Posted on October 16, 2019
My old iPhone was not able to update to the newer software updates so I got a new iPhone 11 Pro. I was interested in seeing how the new camera would stand up for image quality. The new camera seems to work well to a point, but skies or solid color areas seem to have a slight darker center area in wide angle mode. But that is somewhat easy to change or fix in Photoshop. Some of the extreme wide angle shots also have a weird distortion, but again somewhat fixable. The file size seems to be also good for uprezzing (to a point) for larger printing. Overall I am quite happy with the performance. At the wide end the lens is only 1.5mm, but in full frame camera equivalent field of view is 13mm. So that is why you are seeing distortions that need some work in Photoshop. I also had to try shooting images for assembling for panoramas in Photoshop. That seemed to work well also. You just have to overlap more than usual. It has a 2X optical zoom, but up to 10X digital zoom. You probably would not want to print the digital zoom images too large, but handy for documentation or for the web.
Posted on February 7, 2019
An early morning sun shining through the tree limbs. Shot with an iPhone as I was taking a walk at a local nature preserve. 2 shot HDR image using the Camera Pro App. Sometimes you just do not feel like lugging around a big camera, but usually when you do not take one you see an image you want to take or one that catches your eye. The Camera Pro App is a love hate relationship. Sometimes it is amazing for its HDR feature. Other times if fails miserably. I give it working well 60 to 70 percent of the time. I have now switched to the Camera+ 2 app which seems to work better.
Posted on January 15, 2018
As we were taking a walk, we saw this unusual cloud formations. I do not think I ever saw this before, or maybe I just was not looking. After researching on the internet, it seems to be called a Mackerel Sky. I only had my iPhone with me and I did not want to use the panorama mode. I shot 3 vertical images with a lot of overlap so I could assemble them in Photoshop. If I did not allow for a lot of overlap, it would have been a problem assembling them without a lot of distortion because of the small iPhone lens.
These clouds form high in the sky, and the afternoon sun catching their underbellies gives them a dappled, silvery sheen.
That’s because cirrus clouds – thin, wispy, collections of ice crystals – are harbingers of change. They form from small amounts of moisture in the air ahead of approaching weather fronts. As a front draws nearer, sturdier clouds gather and the weather changes.
Mackerel-type cirrocumulus can be an indicator of warm winds lifting up and flowing out from a distant thunderstorm. The ripples form when humid air at the far-flung edges of the storm system pushes past clear, cool air high in the sky. It’s the resistance of the cool air to this motion that causes the ripples.

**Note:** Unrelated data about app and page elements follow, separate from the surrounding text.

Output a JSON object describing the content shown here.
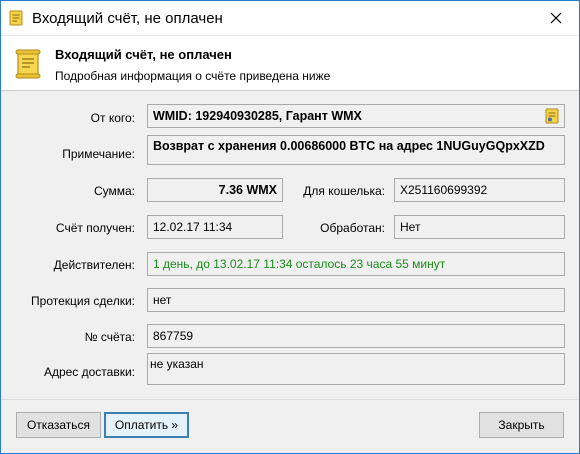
{
  "window": {
    "title": "Входящий счёт, не оплачен",
    "close_glyph": "✕"
  },
  "header": {
    "title": "Входящий счёт, не оплачен",
    "subtitle": "Подробная информация о счёте приведена ниже",
    "icon": "invoice-scroll-icon"
  },
  "form": {
    "from_label": "От кого:",
    "from_value": "WMID: 192940930285, Гарант WMX",
    "note_label": "Примечание:",
    "note_value": "Возврат с хранения 0.00686000 BTC на адрес 1NUGuyGQpxXZD",
    "amount_label": "Сумма:",
    "amount_value": "7.36 WMX",
    "purse_label": "Для кошелька:",
    "purse_value": "X251160699392",
    "received_label": "Счёт получен:",
    "received_value": "12.02.17 11:34",
    "processed_label": "Обработан:",
    "processed_value": "Нет",
    "valid_label": "Действителен:",
    "valid_value": "1 день, до 13.02.17 11:34 осталось 23 часа 55 минут",
    "protection_label": "Протекция сделки:",
    "protection_value": "нет",
    "number_label": "№ счёта:",
    "number_value": "867759",
    "address_label": "Адрес доставки:",
    "address_value": "не указан"
  },
  "buttons": {
    "decline": "Отказаться",
    "pay": "Оплатить »",
    "close": "Закрыть"
  },
  "colors": {
    "valid_text": "#1a8a1a",
    "window_border": "#2b79d0",
    "default_button_border": "#3c7fb1"
  }
}
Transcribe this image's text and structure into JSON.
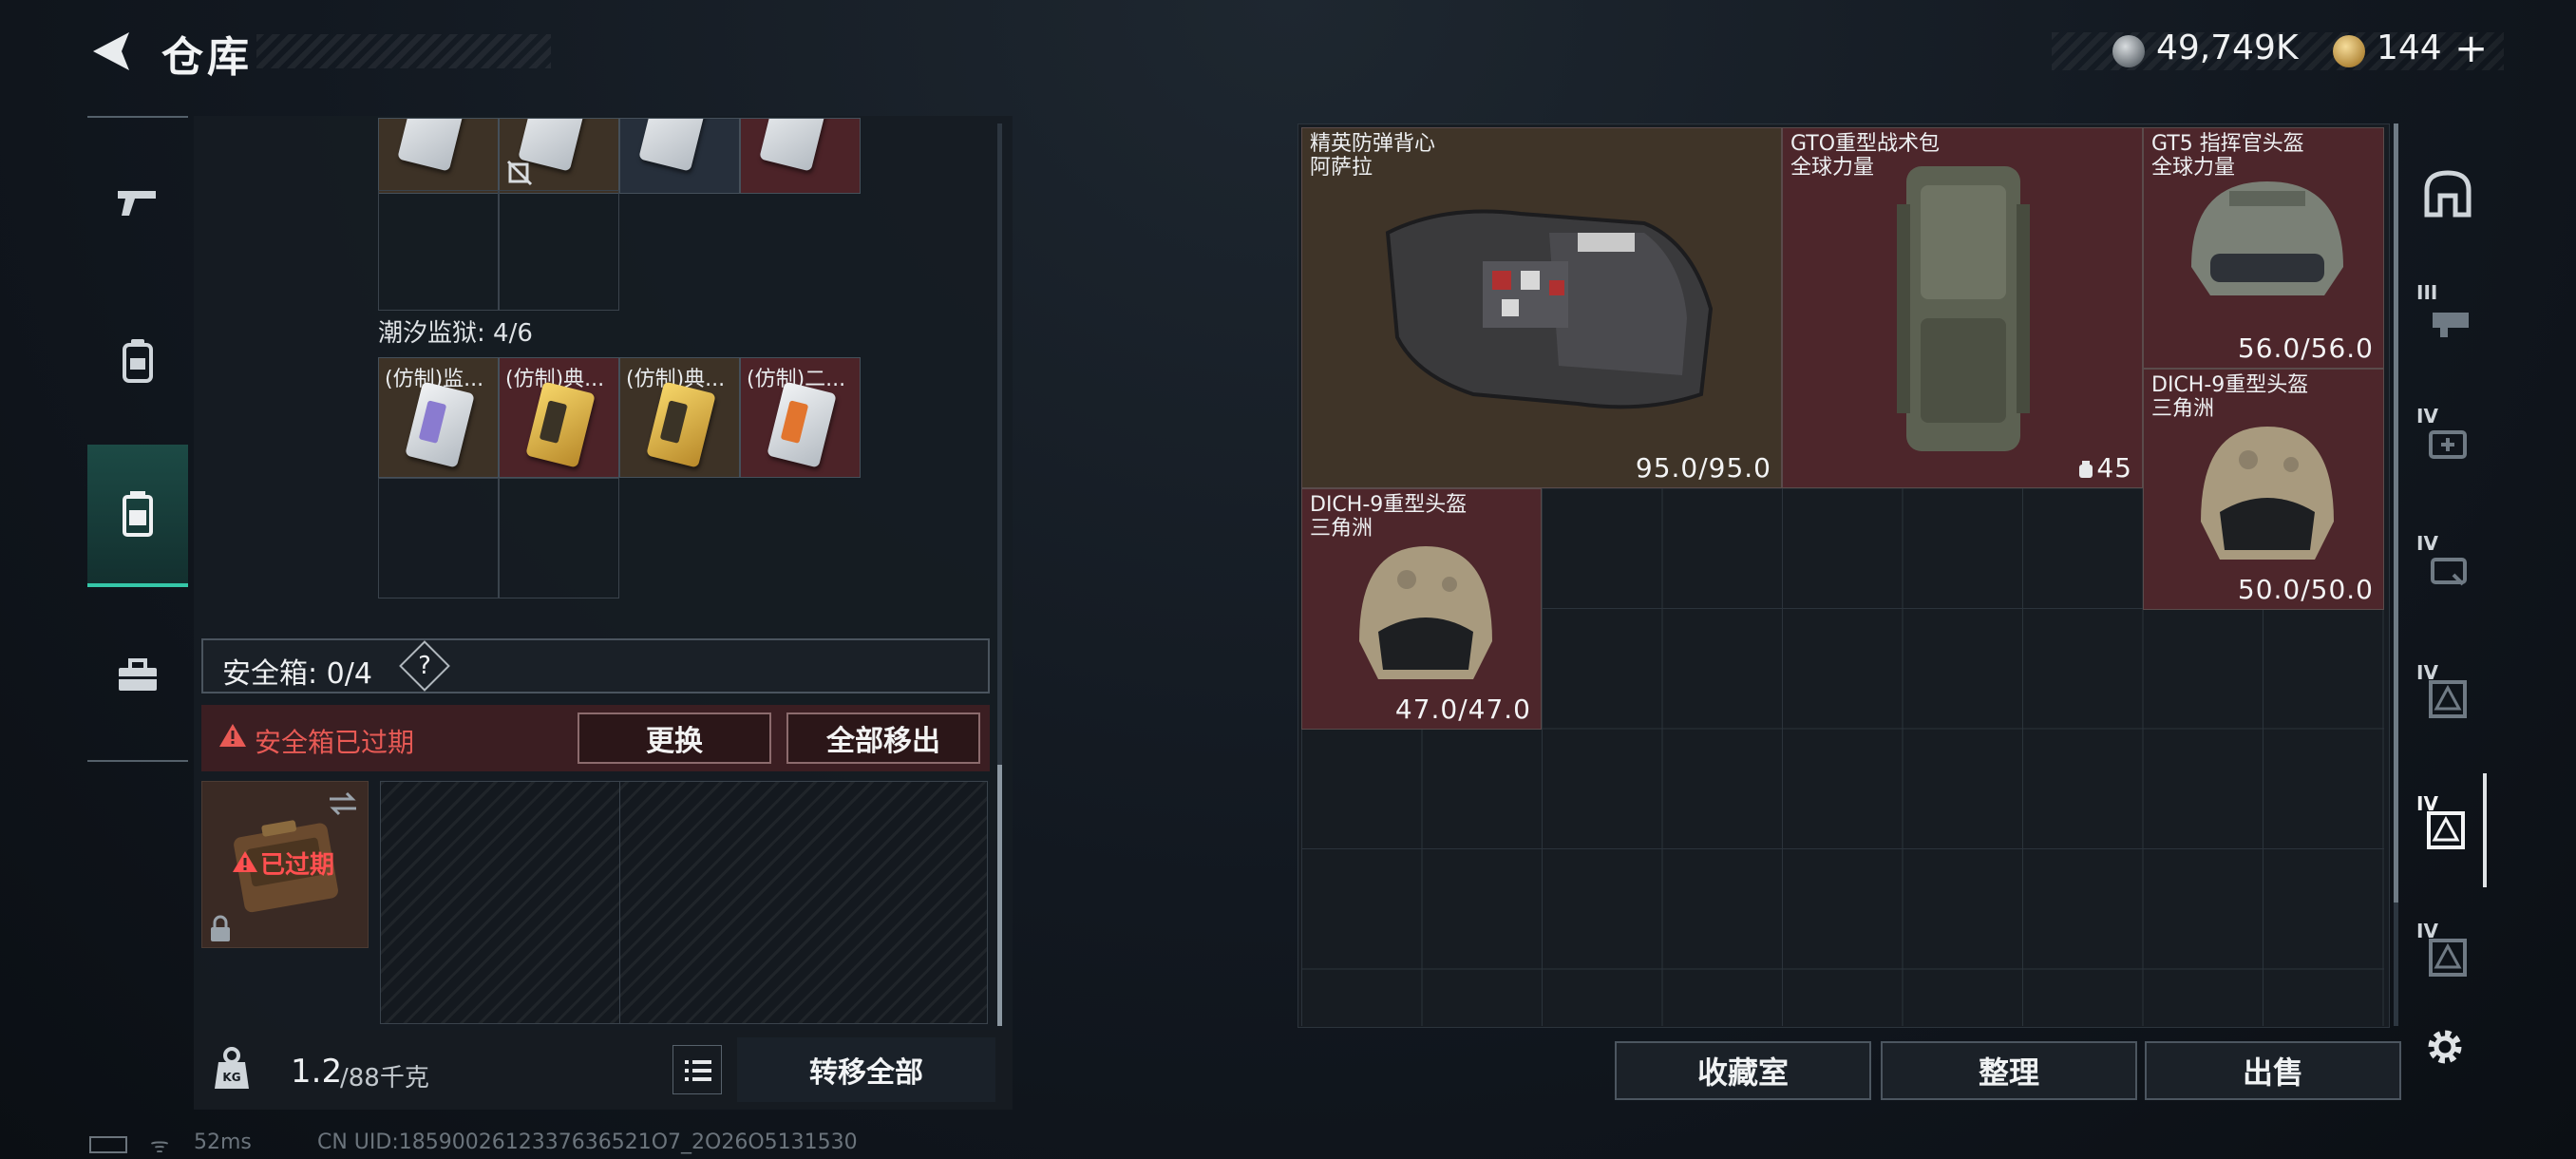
{
  "header": {
    "title": "仓库"
  },
  "currency": {
    "money": "49,749K",
    "coupon": "144",
    "coupon_add": "+"
  },
  "left_panel": {
    "partial_row_icon": "no-transfer-icon",
    "prison_label": "潮汐监狱: 4/6",
    "keys": [
      {
        "name": "(仿制)监...",
        "color": "white"
      },
      {
        "name": "(仿制)典...",
        "color": "gold"
      },
      {
        "name": "(仿制)典...",
        "color": "gold"
      },
      {
        "name": "(仿制)二...",
        "color": "white-orange"
      }
    ],
    "safe_box": {
      "label": "安全箱: 0/4",
      "help": "?",
      "expired_notice": "安全箱已过期",
      "replace_button": "更换",
      "move_all_button": "全部移出",
      "case_status": "已过期"
    },
    "weight": {
      "current": "1.2",
      "max": "/88千克"
    },
    "transfer_all_button": "转移全部"
  },
  "stash": {
    "items": [
      {
        "name": "精英防弹背心",
        "origin": "阿萨拉",
        "durability": "95.0/95.0",
        "icon": "armor-vest-icon",
        "bg": "brown"
      },
      {
        "name": "GTO重型战术包",
        "origin": "全球力量",
        "extra": "45",
        "extra_icon": "capacity-icon",
        "icon": "backpack-icon",
        "bg": "red"
      },
      {
        "name": "GT5 指挥官头盔",
        "origin": "全球力量",
        "durability": "56.0/56.0",
        "icon": "helmet-icon",
        "bg": "red"
      },
      {
        "name": "DICH-9重型头盔",
        "origin": "三角洲",
        "durability": "50.0/50.0",
        "icon": "helmet-icon",
        "bg": "red"
      },
      {
        "name": "DICH-9重型头盔",
        "origin": "三角洲",
        "durability": "47.0/47.0",
        "icon": "helmet-icon",
        "bg": "red"
      }
    ]
  },
  "actions": {
    "collection": "收藏室",
    "sort": "整理",
    "sell": "出售"
  },
  "right_rail": {
    "tiers": [
      "III",
      "IV",
      "IV",
      "IV",
      "IV",
      "IV"
    ]
  },
  "status": {
    "wifi": "ᯤ",
    "ping": "52ms",
    "uid": "CN UID:1859002612337636521O7_2O26O5131530"
  },
  "colors": {
    "accent": "#35c7a8",
    "danger": "#e85a55",
    "item_red": "#4d262b",
    "item_brown": "#3f3428"
  }
}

Ridges of cloud form where water vapour cools and condenses, while troughs of space form where it warms and re-evaporates. When gentle ripples begin to form across the entire sky, it’s a good bet that the storm or its remnants will arrive in just a few hours.
I guess at my age I am still learning something new! Now I just have to Remember IT!
Category: Abstracts, Blog, Favorite Locations, Fine Art Prints, iPhone, iPhone photography, Nature Still Lifes, Oceanville NJ, Panorama & Stacked Images, Panoramas, Skies and Clouds, Skyscapes & Clouds, Stacked Images, Tips & Techniques, yard & pond Tagged: cloud panoama, clouds, Cloudscapes, iPhone, iPhone photography, skies, sky